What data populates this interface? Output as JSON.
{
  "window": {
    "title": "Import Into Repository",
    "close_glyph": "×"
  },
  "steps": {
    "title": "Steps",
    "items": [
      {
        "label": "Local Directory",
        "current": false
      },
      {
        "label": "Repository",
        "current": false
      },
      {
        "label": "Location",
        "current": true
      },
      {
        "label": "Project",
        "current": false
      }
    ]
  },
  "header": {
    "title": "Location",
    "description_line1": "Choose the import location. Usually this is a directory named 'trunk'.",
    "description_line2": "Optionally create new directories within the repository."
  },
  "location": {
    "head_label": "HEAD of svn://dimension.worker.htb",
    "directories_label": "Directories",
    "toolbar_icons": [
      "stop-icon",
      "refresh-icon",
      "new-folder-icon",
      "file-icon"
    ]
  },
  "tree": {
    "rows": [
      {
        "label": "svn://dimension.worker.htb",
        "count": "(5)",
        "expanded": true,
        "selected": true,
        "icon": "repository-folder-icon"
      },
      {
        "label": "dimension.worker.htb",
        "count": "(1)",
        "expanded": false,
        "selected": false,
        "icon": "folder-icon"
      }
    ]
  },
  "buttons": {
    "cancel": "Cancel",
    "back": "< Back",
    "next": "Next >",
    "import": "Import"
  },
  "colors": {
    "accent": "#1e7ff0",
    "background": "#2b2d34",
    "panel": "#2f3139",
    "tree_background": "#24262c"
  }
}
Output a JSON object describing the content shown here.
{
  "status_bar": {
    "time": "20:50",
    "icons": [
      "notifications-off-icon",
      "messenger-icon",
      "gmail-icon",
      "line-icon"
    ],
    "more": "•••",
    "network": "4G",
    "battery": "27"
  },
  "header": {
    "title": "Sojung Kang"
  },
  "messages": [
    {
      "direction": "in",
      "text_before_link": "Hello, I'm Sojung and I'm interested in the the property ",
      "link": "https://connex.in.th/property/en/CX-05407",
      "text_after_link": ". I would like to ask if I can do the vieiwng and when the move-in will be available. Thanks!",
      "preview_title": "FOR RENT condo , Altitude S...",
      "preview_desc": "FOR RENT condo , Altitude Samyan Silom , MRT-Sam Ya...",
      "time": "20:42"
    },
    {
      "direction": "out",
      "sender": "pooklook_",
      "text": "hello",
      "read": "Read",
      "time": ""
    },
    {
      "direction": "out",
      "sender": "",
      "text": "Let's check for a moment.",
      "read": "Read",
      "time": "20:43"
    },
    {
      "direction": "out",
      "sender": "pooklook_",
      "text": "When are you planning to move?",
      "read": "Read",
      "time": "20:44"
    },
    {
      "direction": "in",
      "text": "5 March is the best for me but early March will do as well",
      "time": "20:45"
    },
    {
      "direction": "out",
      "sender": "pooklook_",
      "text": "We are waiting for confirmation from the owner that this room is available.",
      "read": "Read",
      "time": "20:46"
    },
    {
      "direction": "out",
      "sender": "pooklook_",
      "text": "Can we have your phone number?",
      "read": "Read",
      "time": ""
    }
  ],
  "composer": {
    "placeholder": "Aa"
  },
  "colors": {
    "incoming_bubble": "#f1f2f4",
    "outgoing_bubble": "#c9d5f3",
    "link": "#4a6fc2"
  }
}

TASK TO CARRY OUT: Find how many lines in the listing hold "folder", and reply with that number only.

RESULT OF THIS EXERCISE: 3